* [Required work]: Lines of the listing below that contain the string "JSON" are to be returned.

* [Data for the task]:
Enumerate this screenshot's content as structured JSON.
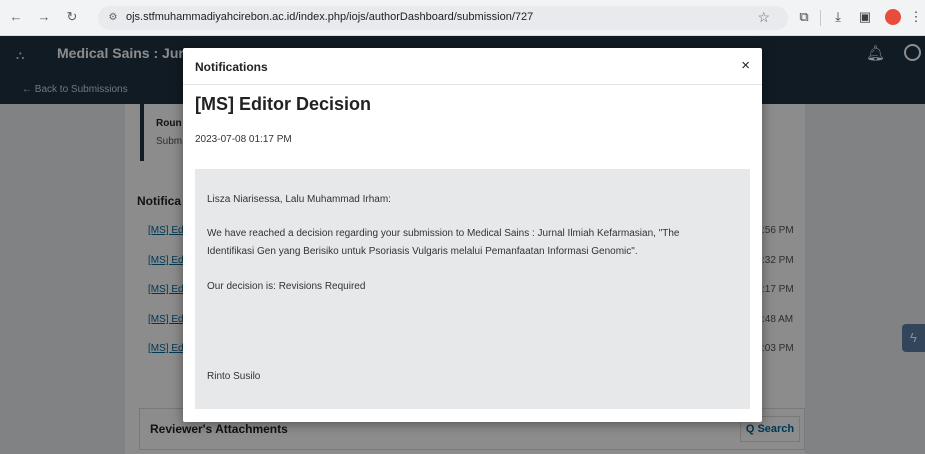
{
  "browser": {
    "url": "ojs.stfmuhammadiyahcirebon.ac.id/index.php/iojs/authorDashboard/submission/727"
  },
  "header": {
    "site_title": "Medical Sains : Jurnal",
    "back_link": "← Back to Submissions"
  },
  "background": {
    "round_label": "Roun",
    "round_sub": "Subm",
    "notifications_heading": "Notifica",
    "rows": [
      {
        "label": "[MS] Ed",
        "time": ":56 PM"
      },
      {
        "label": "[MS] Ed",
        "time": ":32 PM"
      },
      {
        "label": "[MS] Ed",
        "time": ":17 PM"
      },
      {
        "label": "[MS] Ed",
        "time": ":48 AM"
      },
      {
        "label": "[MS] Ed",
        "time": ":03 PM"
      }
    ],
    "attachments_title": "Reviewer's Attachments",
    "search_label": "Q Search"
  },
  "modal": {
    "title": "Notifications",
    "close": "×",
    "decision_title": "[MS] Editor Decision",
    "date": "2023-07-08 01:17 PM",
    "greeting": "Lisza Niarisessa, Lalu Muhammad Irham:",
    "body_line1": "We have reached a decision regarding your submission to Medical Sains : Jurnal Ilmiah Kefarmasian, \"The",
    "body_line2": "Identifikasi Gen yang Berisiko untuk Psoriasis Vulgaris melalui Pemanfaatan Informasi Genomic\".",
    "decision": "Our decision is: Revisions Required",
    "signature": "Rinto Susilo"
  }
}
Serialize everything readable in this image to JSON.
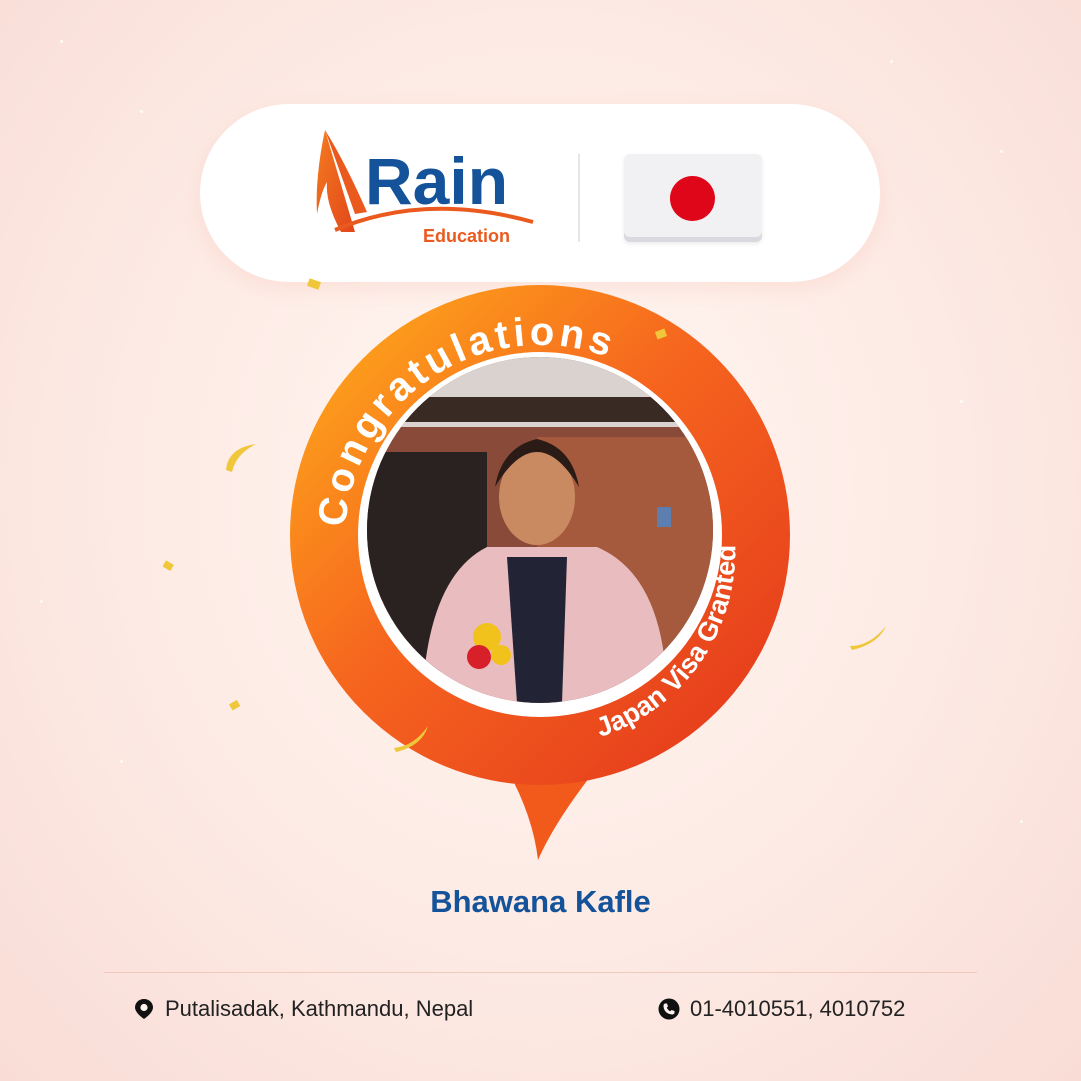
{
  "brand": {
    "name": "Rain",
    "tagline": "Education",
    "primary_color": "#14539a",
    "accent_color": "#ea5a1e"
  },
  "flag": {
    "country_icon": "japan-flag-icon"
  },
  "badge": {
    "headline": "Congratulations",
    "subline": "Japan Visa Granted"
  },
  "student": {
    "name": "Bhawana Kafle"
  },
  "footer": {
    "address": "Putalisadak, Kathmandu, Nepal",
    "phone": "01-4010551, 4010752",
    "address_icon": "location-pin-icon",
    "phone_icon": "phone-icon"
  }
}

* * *

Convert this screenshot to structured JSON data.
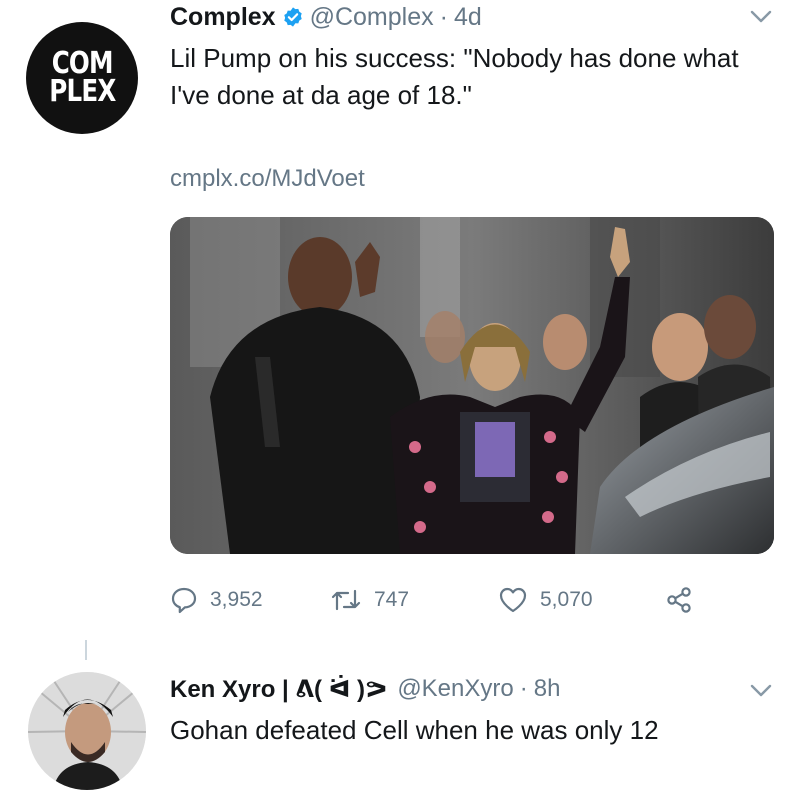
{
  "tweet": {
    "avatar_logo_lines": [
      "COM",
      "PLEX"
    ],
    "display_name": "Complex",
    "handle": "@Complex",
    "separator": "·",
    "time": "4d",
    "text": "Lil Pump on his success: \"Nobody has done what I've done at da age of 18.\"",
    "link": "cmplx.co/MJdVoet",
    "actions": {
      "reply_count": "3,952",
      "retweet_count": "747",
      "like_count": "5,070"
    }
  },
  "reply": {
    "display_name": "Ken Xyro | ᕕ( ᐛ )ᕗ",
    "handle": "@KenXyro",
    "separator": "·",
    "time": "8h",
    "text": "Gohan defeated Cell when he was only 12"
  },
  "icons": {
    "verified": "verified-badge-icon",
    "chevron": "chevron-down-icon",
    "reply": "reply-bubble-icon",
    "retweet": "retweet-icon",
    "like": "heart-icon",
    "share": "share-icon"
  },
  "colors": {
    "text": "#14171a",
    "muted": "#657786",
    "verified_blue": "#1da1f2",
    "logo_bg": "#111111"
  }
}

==

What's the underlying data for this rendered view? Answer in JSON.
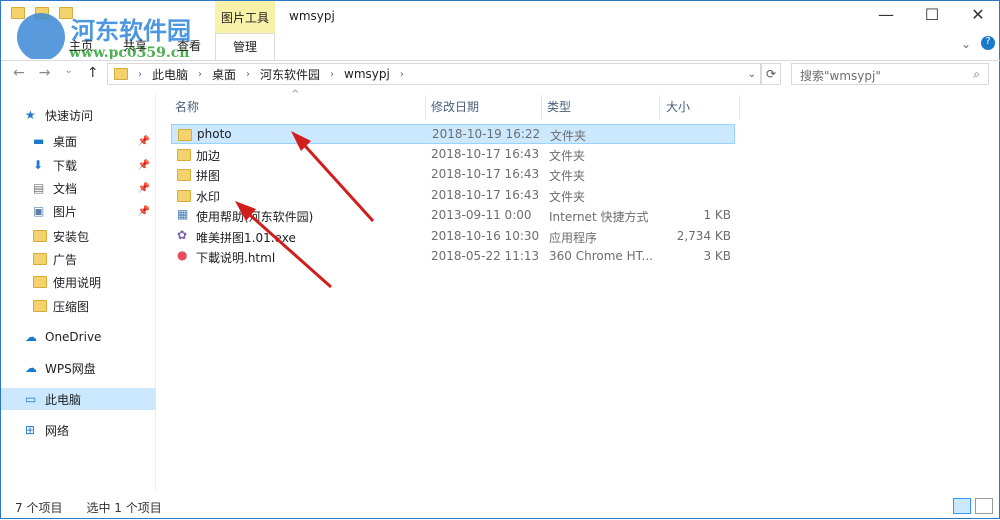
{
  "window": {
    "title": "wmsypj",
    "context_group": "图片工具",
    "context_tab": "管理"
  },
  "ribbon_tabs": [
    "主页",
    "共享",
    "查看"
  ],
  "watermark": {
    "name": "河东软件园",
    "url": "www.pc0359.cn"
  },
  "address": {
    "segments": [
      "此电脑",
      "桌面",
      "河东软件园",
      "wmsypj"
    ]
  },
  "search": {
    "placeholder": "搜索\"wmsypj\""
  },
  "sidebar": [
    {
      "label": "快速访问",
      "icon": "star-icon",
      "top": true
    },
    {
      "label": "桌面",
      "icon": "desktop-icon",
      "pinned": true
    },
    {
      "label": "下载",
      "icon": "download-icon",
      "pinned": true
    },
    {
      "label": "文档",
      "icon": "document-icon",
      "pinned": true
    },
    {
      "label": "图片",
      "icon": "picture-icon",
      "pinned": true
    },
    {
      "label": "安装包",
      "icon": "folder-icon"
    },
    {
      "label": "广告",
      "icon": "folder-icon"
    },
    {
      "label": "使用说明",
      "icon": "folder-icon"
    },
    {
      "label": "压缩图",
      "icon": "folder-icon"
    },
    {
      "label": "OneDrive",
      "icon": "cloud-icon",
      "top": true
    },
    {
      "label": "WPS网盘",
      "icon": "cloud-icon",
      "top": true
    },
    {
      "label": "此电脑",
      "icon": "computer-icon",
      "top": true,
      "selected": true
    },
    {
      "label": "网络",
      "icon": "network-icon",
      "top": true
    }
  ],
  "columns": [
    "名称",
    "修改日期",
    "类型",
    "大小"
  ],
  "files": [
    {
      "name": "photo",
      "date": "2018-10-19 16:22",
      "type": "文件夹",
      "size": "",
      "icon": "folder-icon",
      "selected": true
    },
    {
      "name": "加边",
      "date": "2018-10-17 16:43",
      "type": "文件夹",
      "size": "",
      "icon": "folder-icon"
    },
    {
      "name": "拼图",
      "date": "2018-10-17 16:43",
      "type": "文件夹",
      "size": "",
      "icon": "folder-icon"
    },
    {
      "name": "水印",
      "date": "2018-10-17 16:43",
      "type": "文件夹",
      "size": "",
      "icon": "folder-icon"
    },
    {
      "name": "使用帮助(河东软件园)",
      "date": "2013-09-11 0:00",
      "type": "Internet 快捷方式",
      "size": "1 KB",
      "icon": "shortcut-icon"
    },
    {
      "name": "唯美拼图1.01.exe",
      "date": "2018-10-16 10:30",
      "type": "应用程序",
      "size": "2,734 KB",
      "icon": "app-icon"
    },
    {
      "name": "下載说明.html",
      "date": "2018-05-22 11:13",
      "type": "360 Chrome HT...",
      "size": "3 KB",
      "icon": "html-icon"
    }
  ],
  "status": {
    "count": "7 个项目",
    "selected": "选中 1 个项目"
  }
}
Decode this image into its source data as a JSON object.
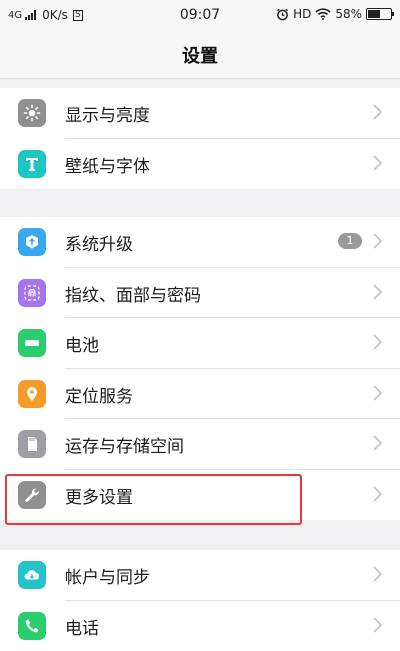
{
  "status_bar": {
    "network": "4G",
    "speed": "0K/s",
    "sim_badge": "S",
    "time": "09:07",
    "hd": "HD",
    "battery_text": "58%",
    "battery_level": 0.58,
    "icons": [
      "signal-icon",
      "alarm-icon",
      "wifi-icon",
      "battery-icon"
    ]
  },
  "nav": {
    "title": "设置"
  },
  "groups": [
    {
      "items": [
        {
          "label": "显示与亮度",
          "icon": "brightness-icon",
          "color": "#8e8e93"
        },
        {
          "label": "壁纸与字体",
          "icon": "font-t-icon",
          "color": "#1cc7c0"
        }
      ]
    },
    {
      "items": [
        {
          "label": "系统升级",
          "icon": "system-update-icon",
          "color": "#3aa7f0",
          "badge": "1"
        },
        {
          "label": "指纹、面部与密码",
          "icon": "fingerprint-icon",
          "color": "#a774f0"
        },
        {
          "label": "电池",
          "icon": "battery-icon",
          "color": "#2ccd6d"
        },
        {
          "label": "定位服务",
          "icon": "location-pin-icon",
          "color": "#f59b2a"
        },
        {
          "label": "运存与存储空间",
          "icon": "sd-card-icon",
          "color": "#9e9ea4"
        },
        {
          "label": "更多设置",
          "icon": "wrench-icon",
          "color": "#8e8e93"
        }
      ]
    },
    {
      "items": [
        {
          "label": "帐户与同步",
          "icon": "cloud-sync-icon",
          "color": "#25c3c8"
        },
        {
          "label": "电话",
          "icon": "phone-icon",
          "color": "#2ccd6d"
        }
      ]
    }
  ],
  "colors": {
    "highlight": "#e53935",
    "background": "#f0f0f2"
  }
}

* [Exercise response]:
Enumerate this screenshot's content as structured JSON.
Serialize everything readable in this image to JSON.
Convert this screenshot to structured JSON data.
What's the underlying data for this rendered view? Answer in JSON.
Decode this image into its source data as a JSON object.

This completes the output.